|Born: September 17, 1960|
Brooklyn, New York
|April 24, 1984, for the Cincinnati Reds|
|Last MLB appearance|
|July 1, 2005, for the Houston Astros|
|Earned run average||2.89|
|Career highlights and awards|
John Anthony Franco (born September 17, 1960) is an American former professional baseball player. He played in Major League Baseball as a left-handed relief pitcher between 1984 and 2005. Franco established himself as an All-Star player with the Cincinnati Reds before spending the majority of his career with the New York Mets. He ended his 22-year career with one final season with the Houston Astros.
Franco's 1,119 career games pitched is a National League record, and ranks fourth in major league history. His 424 career saves ranks fifth all-time in major league history (ranking second when he retired), and remains the most by a left-hander. For 15 of his 22 seasons, he played for the New York Mets, serving as team captain in his final years with the team. Franco was inducted into the New York Mets Hall of Fame in 2012.
Franco, who is of Italian heritage, grew up in the Gravesend section of Brooklyn. His father, Jim Franco, was a New York City Department of Sanitation worker who encouraged his son's baseball aspirations; Franco honored his father by wearing an orange Sanitation Department work-shirt under his jersey.

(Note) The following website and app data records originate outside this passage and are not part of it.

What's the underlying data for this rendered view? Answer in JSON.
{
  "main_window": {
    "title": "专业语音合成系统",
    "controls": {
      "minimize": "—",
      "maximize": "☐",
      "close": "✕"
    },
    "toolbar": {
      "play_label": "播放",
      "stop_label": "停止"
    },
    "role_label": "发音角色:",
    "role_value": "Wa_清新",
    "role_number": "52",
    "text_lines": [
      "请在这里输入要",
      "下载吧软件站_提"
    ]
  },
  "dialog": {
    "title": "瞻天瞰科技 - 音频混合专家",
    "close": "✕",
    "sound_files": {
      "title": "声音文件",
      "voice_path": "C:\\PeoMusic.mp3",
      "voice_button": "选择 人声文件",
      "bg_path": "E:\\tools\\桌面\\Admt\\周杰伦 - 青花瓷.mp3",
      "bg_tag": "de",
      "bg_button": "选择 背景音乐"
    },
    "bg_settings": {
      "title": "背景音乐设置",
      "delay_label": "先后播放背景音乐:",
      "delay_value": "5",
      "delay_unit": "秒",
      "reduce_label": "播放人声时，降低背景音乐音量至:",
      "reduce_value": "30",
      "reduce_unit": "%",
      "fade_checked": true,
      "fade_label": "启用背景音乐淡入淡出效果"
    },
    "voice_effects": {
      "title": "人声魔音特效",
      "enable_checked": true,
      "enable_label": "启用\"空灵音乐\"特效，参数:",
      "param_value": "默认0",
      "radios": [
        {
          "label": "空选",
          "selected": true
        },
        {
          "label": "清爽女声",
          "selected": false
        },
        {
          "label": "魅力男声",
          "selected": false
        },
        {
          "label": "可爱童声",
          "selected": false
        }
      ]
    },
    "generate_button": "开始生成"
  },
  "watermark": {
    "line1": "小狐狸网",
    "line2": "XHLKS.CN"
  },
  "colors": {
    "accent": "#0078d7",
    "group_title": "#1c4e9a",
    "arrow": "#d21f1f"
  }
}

John graduated from Lafayette High School in Brooklyn and St. John's University in Queens, where he pitched two no-hitters in his freshman year. In 1980, he played collegiate summer baseball with the Cotuit Kettleers of the Cape Cod Baseball League.
Franco was originally selected by the Los Angeles Dodgers on June 8, 1981, in the 5th round of the amateur draft. Before reaching the major leagues, he was traded to the Cincinnati Reds on May 9, 1983, with Brett Wise for Rafael Landestoy. Landestoy batted under .200 before retiring the following year while Franco was a star reliever for much of the next two decades. Franco debuted with the Reds on April 24, 1984. Franco was a traditional relief pitcher with a "90-mph fastball and a change-up that breaks away from a righthanded batter like a screwball."
Throughout his six seasons with the Reds, Franco was a successful closer, winning the National League Rolaids Relief Man of the Year Award in 1988. He helped the Reds finish second four seasons in a row (1985–1988).
On December 6, 1989, at the age of 29, he was traded with Don Brown to the Mets for Randy Myers and Kip Gross. He remained with the Mets organization until the end of the 2004 season. During his time with the Mets, he won the Rolaids Relief Man of the Year Award in 1990, became team captain, and remained the closer until 1999, when he moved to a setup role for new closer Armando Benítez. He led the league in saves for the 1988, 1990, and 1994 seasons. He reached the postseason for the first time in 1999 and the World Series in 2000.
On May 11, 1996, in a game against the Chicago Cubs, the Mets held "John Franco Day" to celebrate his 300th career save. In the fifth inning, a brawl that cleared both benches and bullpens resulted in Franco being ejected from the game, along with eight other players.
Injuries caused Franco to miss the 2002 baseball season, but he made a successful recovery from surgery and returned in June 2003. He signed a one-year contract for the 2004 season. He finished with a 2-7 record with 36 strikeouts and a 5.28 ERA in 46 innings.
In January 2005, he was signed to a one-year deal with the Astros, at the age of 44, making him at that time the oldest active pitcher in Major League Baseball. On July 1, 2005, Franco was designated for assignment, and he was subsequently released, which proved to be the end of his baseball career.
John married his high school sweetheart, Rose, whom he has known since he was 17.
His son J.J. Franco, who was drafted by the Mets out of high school, attended Brown University, where he played as an infielder. J.J. was drafted by the Atlanta Braves in the 2014 MLB draft and played with the Braves and Mets farm teams through the 2018 season. Franco's cousin, Scott Pagano, played minor league baseball.
Throughout his career, Franco supplied tickets to members of the Bonanno crime family of the American Mafia, and on one occasion Canadian organized crime figures, according to FBI documents made public in 2004. There was no suggestion that he committed any crimes, but his behavior was a violation of Major League Baseball rules forbidding contact with known criminals.
Franco appeared on the television show Pros vs. Joes during season three.
During an interview, he revealed that he threw a circle changeup which was often mistaken for a screwball.
Franco was inducted into the Staten Island Sports Hall of Fame in 2008. He was also inducted into the National Italian American Sports Hall of Fame in 2008.
On March 29, 2009, Franco threw the ceremonial first pitch in the first game played on Citi Field, a Big East college game between St. John's (his alma mater) and Georgetown.
On June 3, 2012, in a ceremony at Citi Field, Franco was inducted into the New York Mets Hall of Fame.